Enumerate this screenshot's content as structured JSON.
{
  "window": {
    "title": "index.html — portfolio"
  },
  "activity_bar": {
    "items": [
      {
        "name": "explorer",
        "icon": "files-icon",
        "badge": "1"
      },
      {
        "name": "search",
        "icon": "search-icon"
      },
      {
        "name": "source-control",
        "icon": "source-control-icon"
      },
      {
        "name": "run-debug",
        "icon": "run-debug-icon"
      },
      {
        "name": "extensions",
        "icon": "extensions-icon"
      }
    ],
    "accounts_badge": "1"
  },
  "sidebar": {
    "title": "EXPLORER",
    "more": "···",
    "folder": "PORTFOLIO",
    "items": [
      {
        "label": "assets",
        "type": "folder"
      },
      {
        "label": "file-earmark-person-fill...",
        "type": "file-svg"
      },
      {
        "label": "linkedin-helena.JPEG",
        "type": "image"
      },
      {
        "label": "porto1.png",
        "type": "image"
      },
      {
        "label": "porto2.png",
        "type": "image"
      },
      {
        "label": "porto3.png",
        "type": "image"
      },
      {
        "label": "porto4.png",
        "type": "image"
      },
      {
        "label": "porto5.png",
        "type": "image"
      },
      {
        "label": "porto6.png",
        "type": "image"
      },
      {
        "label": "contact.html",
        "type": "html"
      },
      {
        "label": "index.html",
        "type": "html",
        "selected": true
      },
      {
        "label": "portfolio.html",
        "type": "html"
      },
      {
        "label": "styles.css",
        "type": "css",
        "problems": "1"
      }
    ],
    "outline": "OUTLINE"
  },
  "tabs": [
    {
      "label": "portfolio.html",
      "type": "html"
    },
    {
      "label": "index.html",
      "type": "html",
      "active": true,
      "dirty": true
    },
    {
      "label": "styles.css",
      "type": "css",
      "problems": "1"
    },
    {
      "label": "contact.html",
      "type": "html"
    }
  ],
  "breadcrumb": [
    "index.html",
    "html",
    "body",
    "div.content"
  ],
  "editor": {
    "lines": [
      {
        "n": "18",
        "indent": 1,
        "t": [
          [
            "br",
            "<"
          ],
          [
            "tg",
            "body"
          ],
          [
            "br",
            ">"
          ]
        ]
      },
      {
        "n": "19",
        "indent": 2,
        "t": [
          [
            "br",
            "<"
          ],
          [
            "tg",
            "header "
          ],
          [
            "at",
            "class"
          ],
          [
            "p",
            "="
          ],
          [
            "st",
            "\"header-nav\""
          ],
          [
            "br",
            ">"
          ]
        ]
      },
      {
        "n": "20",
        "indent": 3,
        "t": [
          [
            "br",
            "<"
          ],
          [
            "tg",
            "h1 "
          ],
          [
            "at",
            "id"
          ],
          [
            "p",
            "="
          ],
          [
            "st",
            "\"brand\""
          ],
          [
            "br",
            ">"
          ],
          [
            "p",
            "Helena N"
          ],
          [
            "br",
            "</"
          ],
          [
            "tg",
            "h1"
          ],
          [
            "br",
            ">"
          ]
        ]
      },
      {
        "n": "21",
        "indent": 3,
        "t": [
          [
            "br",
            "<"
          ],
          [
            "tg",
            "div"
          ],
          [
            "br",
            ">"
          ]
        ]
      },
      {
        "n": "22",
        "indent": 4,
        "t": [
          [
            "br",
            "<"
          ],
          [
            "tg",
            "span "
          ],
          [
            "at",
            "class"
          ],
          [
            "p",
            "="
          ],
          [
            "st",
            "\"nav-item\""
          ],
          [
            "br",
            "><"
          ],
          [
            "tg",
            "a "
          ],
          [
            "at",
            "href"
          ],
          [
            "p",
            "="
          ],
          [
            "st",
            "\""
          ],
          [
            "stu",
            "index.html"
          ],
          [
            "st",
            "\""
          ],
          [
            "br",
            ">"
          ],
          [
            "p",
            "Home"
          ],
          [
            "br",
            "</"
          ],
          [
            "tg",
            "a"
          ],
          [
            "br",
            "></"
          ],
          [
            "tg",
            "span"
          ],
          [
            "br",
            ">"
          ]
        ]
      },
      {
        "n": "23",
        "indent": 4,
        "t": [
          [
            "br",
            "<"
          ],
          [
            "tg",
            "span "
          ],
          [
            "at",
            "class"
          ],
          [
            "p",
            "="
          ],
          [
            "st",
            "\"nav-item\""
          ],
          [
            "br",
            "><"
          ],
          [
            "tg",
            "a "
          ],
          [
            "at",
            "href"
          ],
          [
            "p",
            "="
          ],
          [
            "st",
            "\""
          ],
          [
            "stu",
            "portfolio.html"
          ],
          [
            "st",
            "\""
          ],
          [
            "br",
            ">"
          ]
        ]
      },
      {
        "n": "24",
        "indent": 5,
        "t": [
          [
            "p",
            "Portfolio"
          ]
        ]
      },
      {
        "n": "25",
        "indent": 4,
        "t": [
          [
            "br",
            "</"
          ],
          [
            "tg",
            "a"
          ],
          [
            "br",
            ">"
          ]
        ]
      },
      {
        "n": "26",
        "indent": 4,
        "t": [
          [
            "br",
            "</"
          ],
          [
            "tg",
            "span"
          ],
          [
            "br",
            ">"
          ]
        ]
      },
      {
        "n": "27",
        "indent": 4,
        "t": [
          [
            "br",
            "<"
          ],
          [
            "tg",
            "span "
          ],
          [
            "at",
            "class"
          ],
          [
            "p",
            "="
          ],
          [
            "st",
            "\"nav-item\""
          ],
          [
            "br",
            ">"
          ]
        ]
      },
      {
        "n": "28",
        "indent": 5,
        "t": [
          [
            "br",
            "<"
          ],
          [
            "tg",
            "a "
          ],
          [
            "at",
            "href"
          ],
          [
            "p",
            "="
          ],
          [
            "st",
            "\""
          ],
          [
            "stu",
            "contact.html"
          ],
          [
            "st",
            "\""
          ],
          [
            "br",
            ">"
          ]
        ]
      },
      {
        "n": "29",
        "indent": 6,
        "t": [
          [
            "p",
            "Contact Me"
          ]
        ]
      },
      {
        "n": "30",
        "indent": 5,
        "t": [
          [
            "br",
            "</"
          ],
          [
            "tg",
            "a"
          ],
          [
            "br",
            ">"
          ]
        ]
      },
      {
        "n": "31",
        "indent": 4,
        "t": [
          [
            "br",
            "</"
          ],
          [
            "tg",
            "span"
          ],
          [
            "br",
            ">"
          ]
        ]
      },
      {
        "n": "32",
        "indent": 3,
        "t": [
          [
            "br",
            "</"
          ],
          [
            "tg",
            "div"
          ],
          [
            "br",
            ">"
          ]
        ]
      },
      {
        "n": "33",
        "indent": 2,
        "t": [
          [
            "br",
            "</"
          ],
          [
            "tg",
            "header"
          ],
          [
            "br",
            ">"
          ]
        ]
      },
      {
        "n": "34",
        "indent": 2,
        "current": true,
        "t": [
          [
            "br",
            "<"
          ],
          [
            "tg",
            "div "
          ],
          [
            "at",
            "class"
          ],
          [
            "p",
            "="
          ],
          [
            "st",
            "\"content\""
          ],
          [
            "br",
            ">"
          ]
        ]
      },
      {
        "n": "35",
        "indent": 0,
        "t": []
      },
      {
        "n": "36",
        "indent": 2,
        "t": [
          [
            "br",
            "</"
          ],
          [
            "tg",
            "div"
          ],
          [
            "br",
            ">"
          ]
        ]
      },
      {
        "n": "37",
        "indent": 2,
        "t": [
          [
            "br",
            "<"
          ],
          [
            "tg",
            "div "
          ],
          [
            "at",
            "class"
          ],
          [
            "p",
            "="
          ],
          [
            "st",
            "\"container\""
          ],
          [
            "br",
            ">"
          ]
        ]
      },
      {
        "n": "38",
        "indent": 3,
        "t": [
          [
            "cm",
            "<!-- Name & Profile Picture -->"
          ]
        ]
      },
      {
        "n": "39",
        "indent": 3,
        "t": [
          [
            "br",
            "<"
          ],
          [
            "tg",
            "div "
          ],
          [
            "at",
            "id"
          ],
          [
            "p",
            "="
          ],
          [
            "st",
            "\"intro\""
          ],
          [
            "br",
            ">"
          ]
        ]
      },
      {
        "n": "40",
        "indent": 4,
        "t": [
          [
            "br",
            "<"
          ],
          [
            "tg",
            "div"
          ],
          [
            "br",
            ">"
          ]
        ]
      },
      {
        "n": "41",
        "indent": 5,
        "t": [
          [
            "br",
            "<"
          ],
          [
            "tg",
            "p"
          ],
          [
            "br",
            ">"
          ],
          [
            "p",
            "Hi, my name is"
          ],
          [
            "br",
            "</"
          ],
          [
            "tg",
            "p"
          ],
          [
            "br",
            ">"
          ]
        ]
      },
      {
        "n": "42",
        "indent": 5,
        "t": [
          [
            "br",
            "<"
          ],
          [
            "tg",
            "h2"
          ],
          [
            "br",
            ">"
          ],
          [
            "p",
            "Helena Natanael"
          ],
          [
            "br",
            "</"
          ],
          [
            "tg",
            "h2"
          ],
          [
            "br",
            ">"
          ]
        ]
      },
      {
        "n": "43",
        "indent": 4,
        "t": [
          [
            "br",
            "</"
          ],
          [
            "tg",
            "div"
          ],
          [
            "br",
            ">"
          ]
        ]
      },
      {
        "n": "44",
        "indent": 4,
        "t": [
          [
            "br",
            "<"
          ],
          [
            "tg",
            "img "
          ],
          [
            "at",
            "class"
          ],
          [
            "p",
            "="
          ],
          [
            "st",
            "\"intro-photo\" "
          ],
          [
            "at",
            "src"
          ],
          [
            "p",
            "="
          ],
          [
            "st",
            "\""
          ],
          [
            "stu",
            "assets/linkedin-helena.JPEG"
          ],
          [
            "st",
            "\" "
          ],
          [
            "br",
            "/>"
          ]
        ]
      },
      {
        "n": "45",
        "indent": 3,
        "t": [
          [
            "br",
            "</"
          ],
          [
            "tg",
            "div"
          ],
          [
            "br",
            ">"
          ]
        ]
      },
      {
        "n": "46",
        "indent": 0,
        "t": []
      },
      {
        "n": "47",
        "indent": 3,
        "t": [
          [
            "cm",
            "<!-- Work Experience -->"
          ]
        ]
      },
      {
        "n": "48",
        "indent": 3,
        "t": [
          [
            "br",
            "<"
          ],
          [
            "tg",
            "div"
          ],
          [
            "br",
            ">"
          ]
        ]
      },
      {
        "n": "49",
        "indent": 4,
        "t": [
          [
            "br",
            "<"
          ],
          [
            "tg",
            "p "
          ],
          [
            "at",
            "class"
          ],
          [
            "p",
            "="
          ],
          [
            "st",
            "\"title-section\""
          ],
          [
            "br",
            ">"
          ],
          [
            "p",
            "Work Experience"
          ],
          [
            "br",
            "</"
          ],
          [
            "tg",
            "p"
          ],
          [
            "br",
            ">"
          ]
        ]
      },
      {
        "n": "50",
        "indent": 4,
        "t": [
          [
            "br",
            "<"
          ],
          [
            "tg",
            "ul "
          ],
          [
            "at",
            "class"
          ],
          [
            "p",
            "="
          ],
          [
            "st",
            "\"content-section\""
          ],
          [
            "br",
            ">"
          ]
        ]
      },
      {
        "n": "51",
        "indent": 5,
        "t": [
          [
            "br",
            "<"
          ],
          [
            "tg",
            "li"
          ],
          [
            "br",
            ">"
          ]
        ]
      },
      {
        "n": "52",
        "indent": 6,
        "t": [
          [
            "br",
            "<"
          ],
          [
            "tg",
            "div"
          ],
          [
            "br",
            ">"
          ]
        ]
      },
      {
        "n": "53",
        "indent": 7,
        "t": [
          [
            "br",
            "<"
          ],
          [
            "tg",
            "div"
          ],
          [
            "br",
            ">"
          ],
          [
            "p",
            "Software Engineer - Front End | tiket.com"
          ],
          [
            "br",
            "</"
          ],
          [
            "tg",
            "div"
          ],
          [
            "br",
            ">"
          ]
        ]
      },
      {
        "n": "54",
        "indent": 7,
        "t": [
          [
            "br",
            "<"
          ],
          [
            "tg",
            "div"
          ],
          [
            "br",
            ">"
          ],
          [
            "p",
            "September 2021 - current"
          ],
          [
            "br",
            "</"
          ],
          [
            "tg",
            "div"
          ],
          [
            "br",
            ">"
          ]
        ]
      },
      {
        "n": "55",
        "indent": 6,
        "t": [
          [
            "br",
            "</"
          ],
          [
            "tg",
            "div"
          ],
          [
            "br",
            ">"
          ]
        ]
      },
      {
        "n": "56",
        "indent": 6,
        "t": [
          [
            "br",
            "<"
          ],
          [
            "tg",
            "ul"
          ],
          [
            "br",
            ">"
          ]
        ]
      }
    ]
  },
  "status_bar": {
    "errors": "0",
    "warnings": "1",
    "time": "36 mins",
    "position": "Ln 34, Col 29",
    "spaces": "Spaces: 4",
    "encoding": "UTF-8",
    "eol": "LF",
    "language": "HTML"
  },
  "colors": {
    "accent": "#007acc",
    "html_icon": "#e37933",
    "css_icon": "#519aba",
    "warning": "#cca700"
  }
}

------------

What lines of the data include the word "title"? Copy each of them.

    "title": "index.html — portfolio"
    "title": "EXPLORER",
            "\"title-section\""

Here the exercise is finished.